In class yesterday, we talked about how seminary life can seem at a distance from front-line ministry, and shielded from its demands. Students can easily miss the cost. We need to be jolted by the reality of “suffering for Jesus.” Aren’t some sufferings inevitably bound up with following Jesus, and expressing his kingdom courage and compassion? Isn’t this what the “sufferings of Christ overflowing into our lives” (2 Cor. 1:5) is all about? On the apostle Paul’s lists of sufferings, most of them could have been avoided by avoiding Christ!
I read to the class a section from J.H. Jowett’s sermon on the sufferings of Christ. (Jowett was a Congregational preacher at the beginning of the twentieth century in England). I think it’s worth blogging:
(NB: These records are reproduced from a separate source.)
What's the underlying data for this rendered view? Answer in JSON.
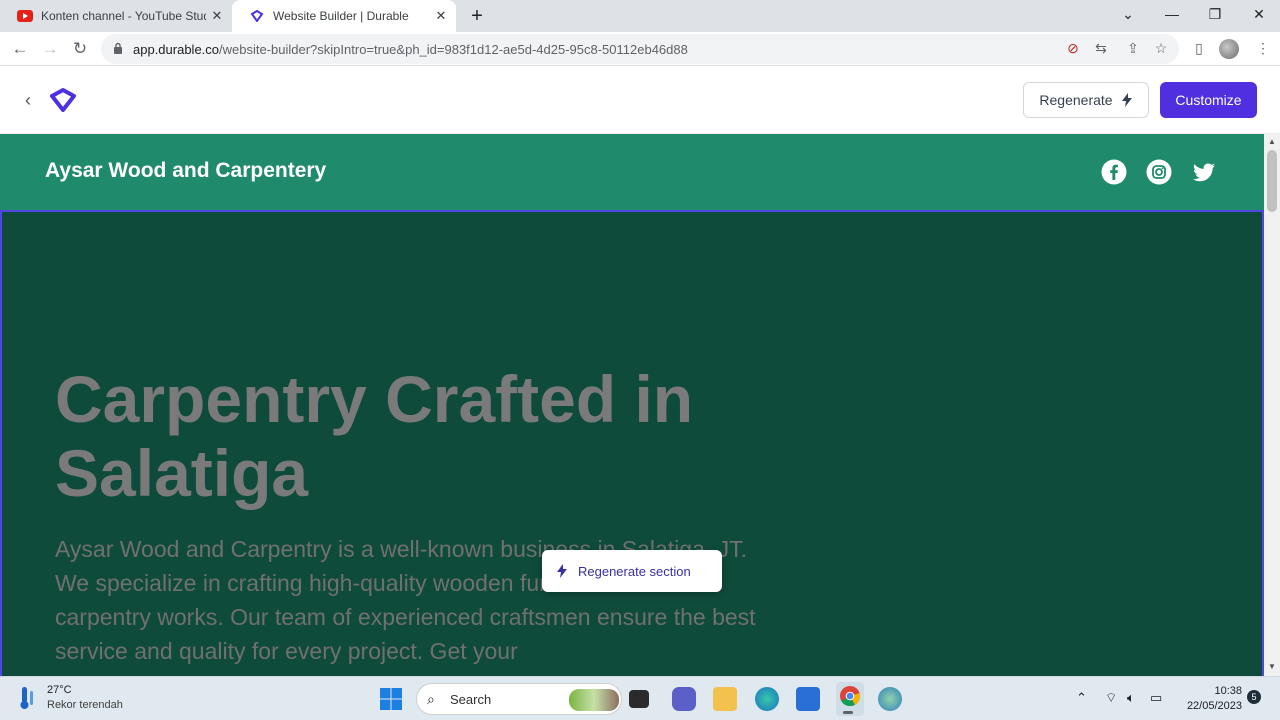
{
  "browser": {
    "tabs": [
      {
        "title": "Konten channel - YouTube Studio",
        "icon": "youtube-icon"
      },
      {
        "title": "Website Builder | Durable",
        "icon": "durable-icon",
        "active": true
      }
    ],
    "url_host": "app.durable.co",
    "url_path": "/website-builder?skipIntro=true&ph_id=983f1d12-ae5d-4d25-95c8-50112eb46d88"
  },
  "app": {
    "regenerate_label": "Regenerate",
    "customize_label": "Customize",
    "accent": "#4f2fe0"
  },
  "site": {
    "brand": "Aysar Wood and Carpentery",
    "social": [
      "facebook-icon",
      "instagram-icon",
      "twitter-icon"
    ],
    "header_color": "#1f8b6c",
    "hero_color": "#0f4b3b",
    "hero_title": "Carpentry Crafted in Salatiga",
    "hero_text": "Aysar Wood and Carpentry is a well-known business in Salatiga, JT. We specialize in crafting high-quality wooden furniture and other carpentry works. Our team of experienced craftsmen ensure the best service and quality for every project. Get your",
    "regenerate_section_label": "Regenerate section"
  },
  "taskbar": {
    "temperature": "27°C",
    "weather_note": "Rekor terendah",
    "search_label": "Search",
    "time": "10:38",
    "date": "22/05/2023",
    "notifications": "5"
  }
}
Now the range of our possible sufferings is determined by the largeness and nobility of our aims. It is possible to evade a multitude of sorrows by the cultivation of an insignificant life. Indeed, if it be a man’s ambition to avoid the troubles of life the receipt is perfectly simple: let him shed his ambitions in every direction. Let him cut the wings of every soaring purpose, and let him assiduously cultivate a little life…. Cultivate deafness and you are saved from the horrors of discords. Cultivate blindness, and you are saved from the assault of the ugly. Stupefy a sense and you shut out a world…that is why so many people, and even so many professedly Christian people, get through life so easily, and with a minimum acquaintance with tribulation. It is because they have reduced their souls to a minimum. Tiny souls can dodge through life; bigger souls are blocked on every side.
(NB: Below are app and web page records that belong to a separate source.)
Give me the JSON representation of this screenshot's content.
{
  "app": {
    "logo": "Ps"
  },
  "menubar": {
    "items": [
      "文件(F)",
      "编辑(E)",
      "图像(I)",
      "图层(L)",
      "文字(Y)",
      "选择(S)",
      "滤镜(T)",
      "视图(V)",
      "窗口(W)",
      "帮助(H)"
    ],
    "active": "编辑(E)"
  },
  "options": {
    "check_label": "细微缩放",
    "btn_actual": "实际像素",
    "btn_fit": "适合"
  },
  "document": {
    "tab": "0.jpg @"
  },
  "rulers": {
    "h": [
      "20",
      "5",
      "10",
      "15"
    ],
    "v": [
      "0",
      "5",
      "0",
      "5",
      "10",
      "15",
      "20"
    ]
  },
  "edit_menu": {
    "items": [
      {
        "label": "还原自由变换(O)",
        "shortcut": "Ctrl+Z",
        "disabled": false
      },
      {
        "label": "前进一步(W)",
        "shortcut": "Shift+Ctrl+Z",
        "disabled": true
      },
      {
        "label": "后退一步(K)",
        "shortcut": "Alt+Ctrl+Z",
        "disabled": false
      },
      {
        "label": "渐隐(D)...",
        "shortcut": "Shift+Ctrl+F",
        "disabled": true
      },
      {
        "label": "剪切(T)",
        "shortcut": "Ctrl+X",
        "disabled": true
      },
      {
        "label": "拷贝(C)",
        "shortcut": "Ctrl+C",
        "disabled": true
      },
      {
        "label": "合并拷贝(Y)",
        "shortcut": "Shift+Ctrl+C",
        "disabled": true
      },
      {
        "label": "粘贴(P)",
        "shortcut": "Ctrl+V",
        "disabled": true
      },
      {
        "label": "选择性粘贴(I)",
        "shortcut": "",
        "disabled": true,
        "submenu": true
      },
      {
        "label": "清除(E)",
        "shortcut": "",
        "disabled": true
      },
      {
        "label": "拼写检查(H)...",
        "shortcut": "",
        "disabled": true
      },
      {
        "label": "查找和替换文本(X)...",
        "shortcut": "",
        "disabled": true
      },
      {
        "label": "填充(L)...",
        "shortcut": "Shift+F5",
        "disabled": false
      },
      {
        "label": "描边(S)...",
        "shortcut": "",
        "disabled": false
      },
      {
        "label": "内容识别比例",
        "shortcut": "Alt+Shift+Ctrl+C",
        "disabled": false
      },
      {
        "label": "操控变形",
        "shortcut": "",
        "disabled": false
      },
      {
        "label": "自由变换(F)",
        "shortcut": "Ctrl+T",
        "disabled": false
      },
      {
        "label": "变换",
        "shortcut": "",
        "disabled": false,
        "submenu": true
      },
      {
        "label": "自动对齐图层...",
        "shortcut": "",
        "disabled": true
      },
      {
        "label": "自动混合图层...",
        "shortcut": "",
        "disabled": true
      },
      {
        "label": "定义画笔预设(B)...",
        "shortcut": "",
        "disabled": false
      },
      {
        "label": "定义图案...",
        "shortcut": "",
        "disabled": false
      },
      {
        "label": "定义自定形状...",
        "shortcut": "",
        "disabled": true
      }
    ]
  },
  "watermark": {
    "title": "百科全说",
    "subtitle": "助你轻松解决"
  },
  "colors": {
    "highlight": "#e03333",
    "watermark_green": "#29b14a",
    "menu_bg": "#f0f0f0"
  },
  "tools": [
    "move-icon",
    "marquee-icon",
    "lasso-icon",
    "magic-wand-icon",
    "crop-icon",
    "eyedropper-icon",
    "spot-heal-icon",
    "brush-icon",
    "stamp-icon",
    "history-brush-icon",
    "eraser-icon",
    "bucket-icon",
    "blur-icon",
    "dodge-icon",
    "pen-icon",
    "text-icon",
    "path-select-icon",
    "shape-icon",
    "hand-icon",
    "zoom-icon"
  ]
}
God calls us to cultivate significant lives and that means sharing the sufferings of Christ, but also hearing his promise of comfort that overflows (2 Cor 1:5). And this challenge is not just for my students!